py:ael:y:aú j:an:-b:ÜJ:kr t:að_i
'I say the cups are being broken on purpose.'
Similarly, those conjunctives which are used as a kind of adverb of manner (see NNN) can be used only with passives:
6. hT:aò_i m:arkr s:ari
b:aðt:l:ðø Pað_i g:Iø.
'All the bottles were broken with a hammer.'
To add hT:aò_i m:arkr to the
antitransitive s:ari b:aðt:l:ðø
PÝX g:o would have the effect of endowing bottles
with arms and suicidal intentions.
However, Ap:n:a usually refers back to an implied agent regardless of whether the verb is a passive or an antitransitive :
b:ðc:ð n:hiø j:at:ð.
7. Ap:n:a p:ðX B:rn:ð kñ el:y:ð b:cc:ð
\ n:hiø eb:kt:ð
'You don't sell your children just to fill your stomach.'
Since the subject of an antitransitive is felt in some sense to be the agent of its action, the modal verb p:a 'manage to, be able to' may occur with it:
8. eds:mb:r kað D:im:i D:Üp:
s:ð Aadm:i kñ haT: es:øk n:hiø p:at:ð.
'The December sun is too weak to warm a man's hands.'
With the passive the occurrence of p:an:a is impossible; only s:kn:a may occur :
9. Aøg:iYi kñ p:as: b:òYkr
p:òr n:hiø s:ðùkñ j:a s:kt:ð
'You can't warm your feet sitting near the hibachi.'
An Antitransitive may occur as a conjunctive; a passive may not :
10. us:kñ daút: Q:Üb: m:új:kr
'Her teeth, having been well scoured, began to shine.' (In India teeth are often scoured
with a black powder applied with the forefinger rather than with a brush.)
Some speakers feel that there is a subtle difference in meaning between the passive and the antitransitive of incapacity : The first may express unwillingness while the second expresses physical inability :
11a. didi kað p:aòT:ð Et:n:ð p:s:nd
hòø ek us:s:ð uK:a_ð n:hiø j:at:ð.
'Didi can't bear to pull up the plants. (She likes them so much.)'

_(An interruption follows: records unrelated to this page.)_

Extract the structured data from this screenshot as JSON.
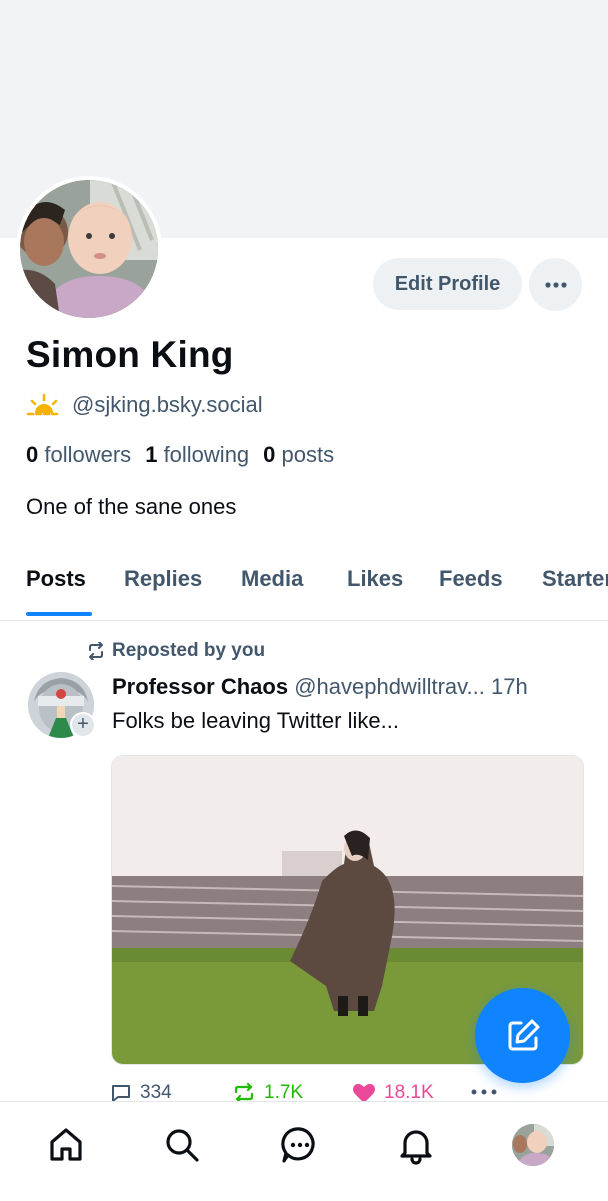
{
  "profile": {
    "display_name": "Simon King",
    "handle": "@sjking.bsky.social",
    "followers_count": "0",
    "followers_label": "followers",
    "following_count": "1",
    "following_label": "following",
    "posts_count": "0",
    "posts_label": "posts",
    "bio": "One of the sane ones",
    "edit_profile_label": "Edit Profile"
  },
  "tabs": [
    {
      "label": "Posts",
      "active": true
    },
    {
      "label": "Replies"
    },
    {
      "label": "Media"
    },
    {
      "label": "Likes"
    },
    {
      "label": "Feeds"
    },
    {
      "label": "Starter Packs"
    }
  ],
  "post": {
    "repost_label": "Reposted by you",
    "author_name": "Professor Chaos",
    "author_handle": "@havephdwilltrav...",
    "time": "17h",
    "text": "Folks be leaving Twitter like...",
    "replies": "334",
    "reposts": "1.7K",
    "likes": "18.1K"
  },
  "colors": {
    "accent": "#1083fe",
    "muted_text": "#42576c",
    "like": "#ec4899",
    "repost": "#20bc07"
  },
  "icons": {
    "nav": [
      "home-icon",
      "search-icon",
      "chat-icon",
      "bell-icon",
      "profile-avatar"
    ],
    "fab": "compose-icon"
  }
}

11b. didi Et:n:i km:z:aðr hò ek us:s:ð
p:aòT:ð n:hiø uK:_t:ð.
'Didi can't pull up the plants. (She is so weak.)'
This difference must, of course, disappear where the choice of using the antitransitive does not exist :

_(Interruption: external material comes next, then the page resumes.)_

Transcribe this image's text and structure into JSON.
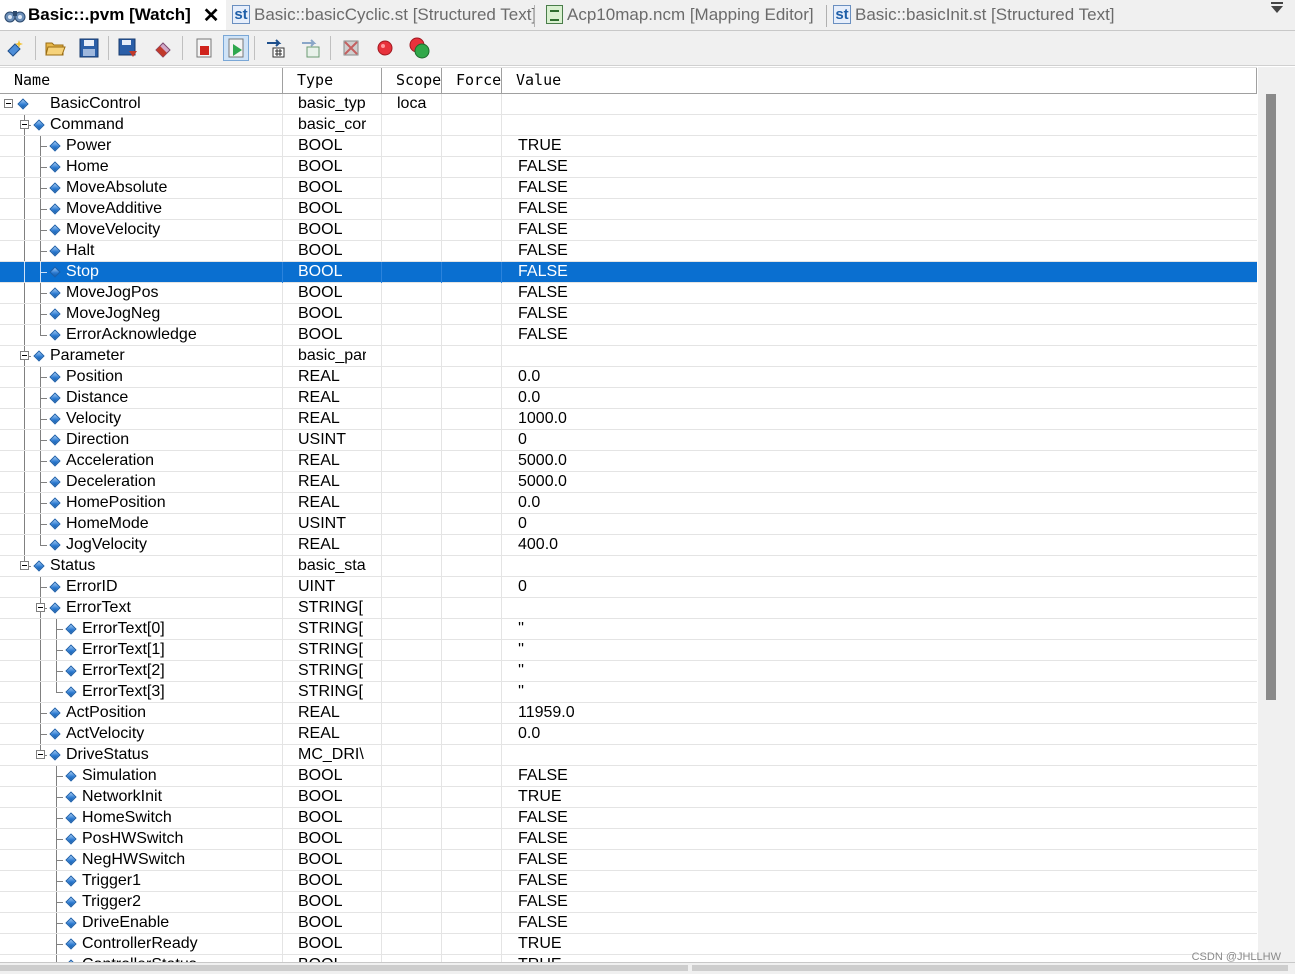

12. m:ØJ:s:ð g:ay: ka dÜD: ep:y:a
'I can't stand cows milk.' (Either I don't like it or I get sick from it.)
Bear in mind that while only some transitive verbs have corresponding antitransitives, all transitives and all intransitives (with the exception of the antitransitive themselves) are potentially passivizable. When a verb is passivized its grammar is changed but its meaning is not. Thus l:ada j:a has no meanings other than those of l:ad. The antitransitive l:ad , however, shows more autonomy. It can be used as an alternate to l:ada j:a in the meaning 'be loaded' but it also can be used in contexts impossible for l:ada j:a :
13. p:ð_ p:kñ hØO

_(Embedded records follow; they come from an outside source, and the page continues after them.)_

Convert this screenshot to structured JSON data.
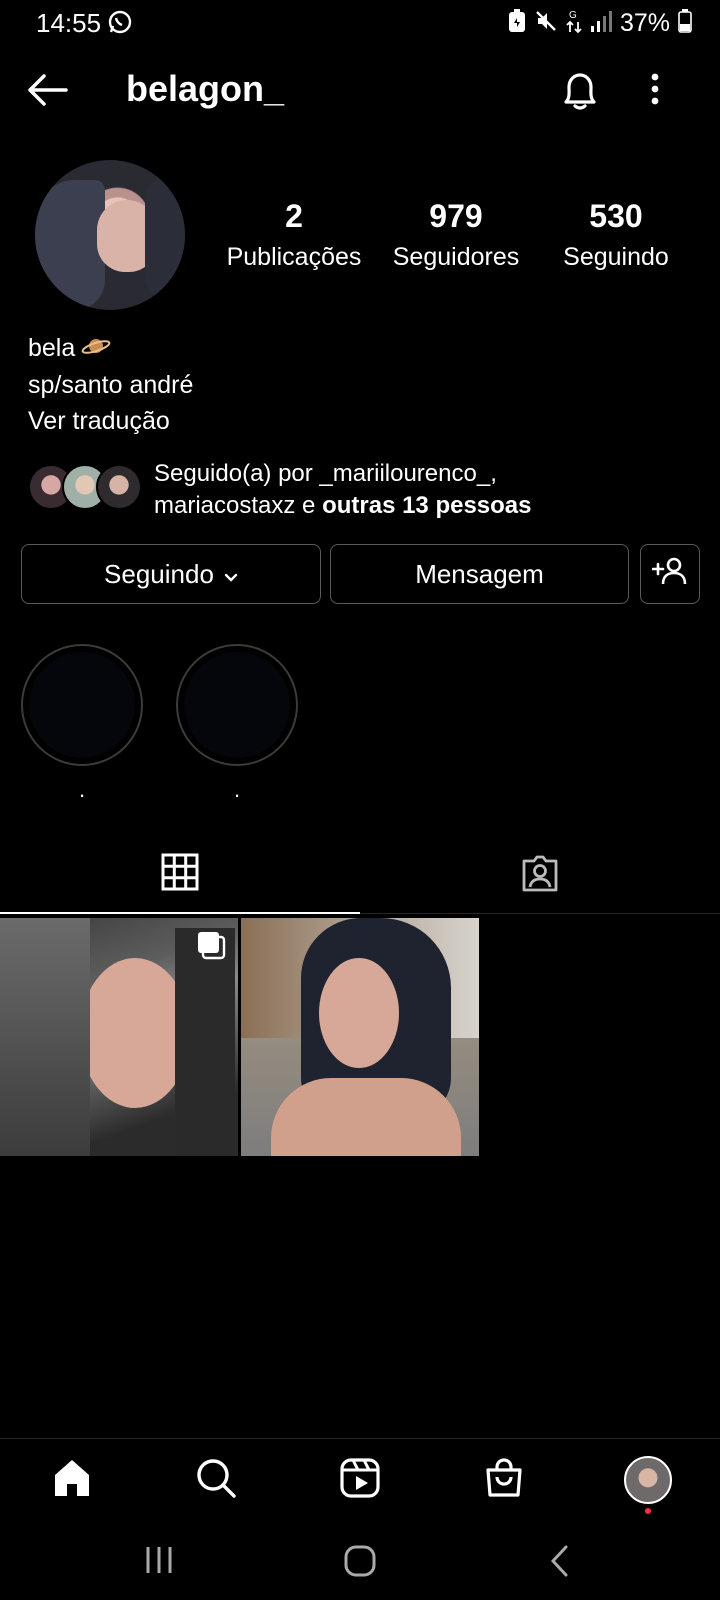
{
  "status_bar": {
    "time": "14:55",
    "battery": "37%"
  },
  "header": {
    "username": "belagon_"
  },
  "profile": {
    "stats": [
      {
        "value": "2",
        "label": "Publicações"
      },
      {
        "value": "979",
        "label": "Seguidores"
      },
      {
        "value": "530",
        "label": "Seguindo"
      }
    ],
    "bio": {
      "name": "bela",
      "location": "sp/santo andré",
      "translate": "Ver tradução"
    },
    "followed_by": {
      "prefix": "Seguido(a) por _mariilourenco_,",
      "line2_start": "mariacostaxz e ",
      "line2_bold": "outras 13 pessoas"
    }
  },
  "actions": {
    "following_label": "Seguindo",
    "message_label": "Mensagem"
  },
  "highlights": [
    {
      "caption": "."
    },
    {
      "caption": "."
    }
  ],
  "tabs": [
    "grid",
    "tagged"
  ],
  "posts": [
    {
      "multi": true
    },
    {
      "multi": false
    }
  ],
  "colors": {
    "background": "#000000",
    "text": "#ffffff",
    "border": "#5a5a5a",
    "notification_dot": "#ff3040"
  }
}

Aam:aðø s:ð l:dð T:ð.
'The trees were laden with ripe mangos.'
Here l:d cannot be directly derived from l:ad , since there is no l:adn:ðv:al:a . Other autonomous meanings of l:d include 'die' and 'go to jail'.
With a bit of effort one may imagine how a
derivative of 'load' developed these divergent secondary meanings.
What is important to realize is that in these autonomous meanings
erstwhile antitransitives lose the special properties that distinguish
them from ordinary intransitives: Ap:n:a
refers only to the subject, not to an implied agent:
14. Ap:n:a p:ðX B:rn:ð kñ el:O hi As:l:i dðS:B:Vt: dØSm:n: kñ haT:aðø m:ðø n:hiø eb:kt:ð.
'True patriots do not sell out to the enemy simply to fill their stomachs.' [Compare (7).]
And conjunctives of manner may occur:
15. t:Øm: j:an:-b:ÜJ:kr kX g:y:ð.
'You avoided (us) on purpose.' [Compare (5).]
Indeed secondary meanings may come close to
crowding out the original meaning of an antitransitive. Thus,
es:m:X, the antitransitive of s:m:ðX 'collect', only rarely occurs as a
synonym of s:m:ðXa j:a :
16. m:hri s:ð y:ð s:ari b:al:eXy:aú Ok hi b:ar m:ðø n:hiø s:m:ðXi j:aOûg:i ( ? es:m:Xðøg:i ) .
'The kitchen maid won't be able to collect all these buckets in one trip.'
Usually es:m:X means 'shrink (in fear)':
17. AúD:ðrð m:ðø c:Ühð ki l:al: AaúK:ðø dðK:kr v:h kÙrs:i m:ðø es:m:X g:y:a.
'Seeing the rat's red eyes in the dark, he shrank into his chair.'
For more on the difference between passive and antitransitive, see s:hay: 1976.
(These notes are based in part on section 19B of Hindi Strucures, pp. 177-183.)
Index of grammatical notes.
To index of m:lhar.
Keyed in by ev:v:ðk Ag:rv:al: in May 2002. Posted (in part) 5 July 2002. Last part keyed in and posted 19 July 2002.